Indian content including music, Bollywood content and cricket have large following in the Indian diaspora also. OTT Players with Indian content have potential to tap into this market too. “While the NRI content market is huge and demonstrates willingness to pay, it is not only dominated by cricket – Bollywood music and films are very significant. With their large content libraries, Indian OTT players are sitting on a metaphorical gold mine to serve this increasingly important customer base”, said Gaurav Jindal, Principal, The Boston Consulting Group.
“One of the key insights of our consumer work was that, while OTTs rely on top-notch hero content to attract consumers to the platform, the stickiness of these consumers is not very high unless accompanied by ways in which they engage more deeply with the platform and is associated with strong marketing efforts,” said Kanchan Samtani when discussing the subscriber acquisition and retention strategy of various OTT platforms.

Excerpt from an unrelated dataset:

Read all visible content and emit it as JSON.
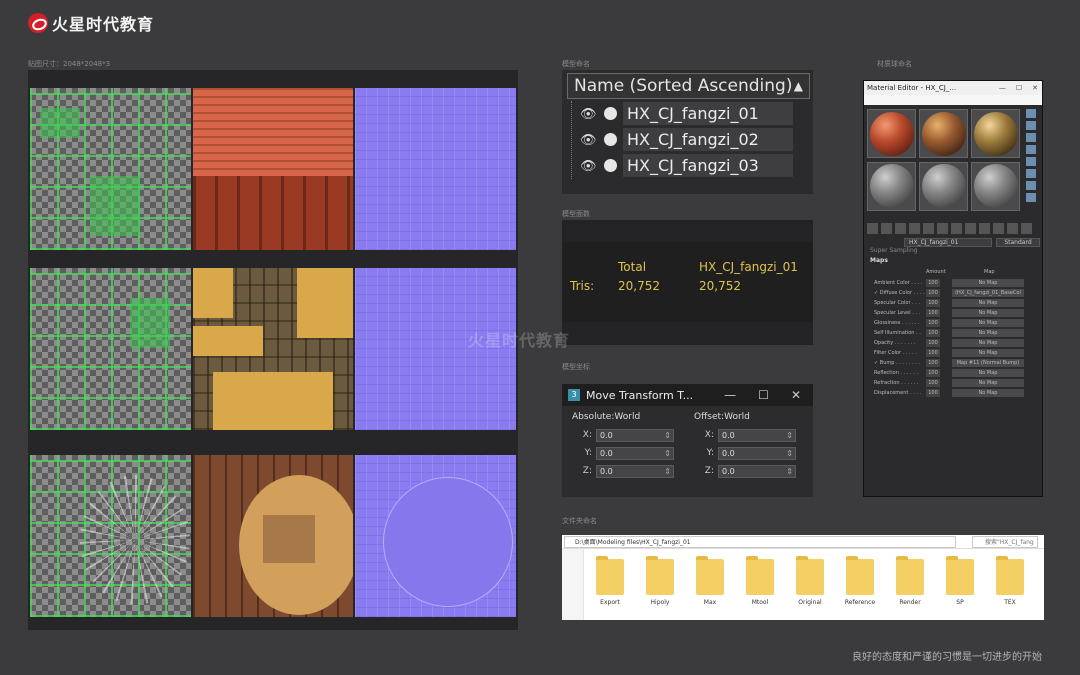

While Indian OTT players have taken many steps to capture the market, there is a lot that needs to be done before, Indian OTT market achieves the same penetration and maturity as its western counterparts.
While traditional media continues to be the media of choice for consumers with an overall share of 84 percent, India is seeing an increase in the share of digital in media consumption. This will most likely influence the impact and growth of digital advertising as well. Overall, it is estimated that 16 percent of media consumption in India is already on digital media. Relative to developed countries, India is lagging. However, for the Indian youth, already 25 percent of media consumption is digital (as shown in Exhibit 4). This indicates that the growth in India is likely to catch up.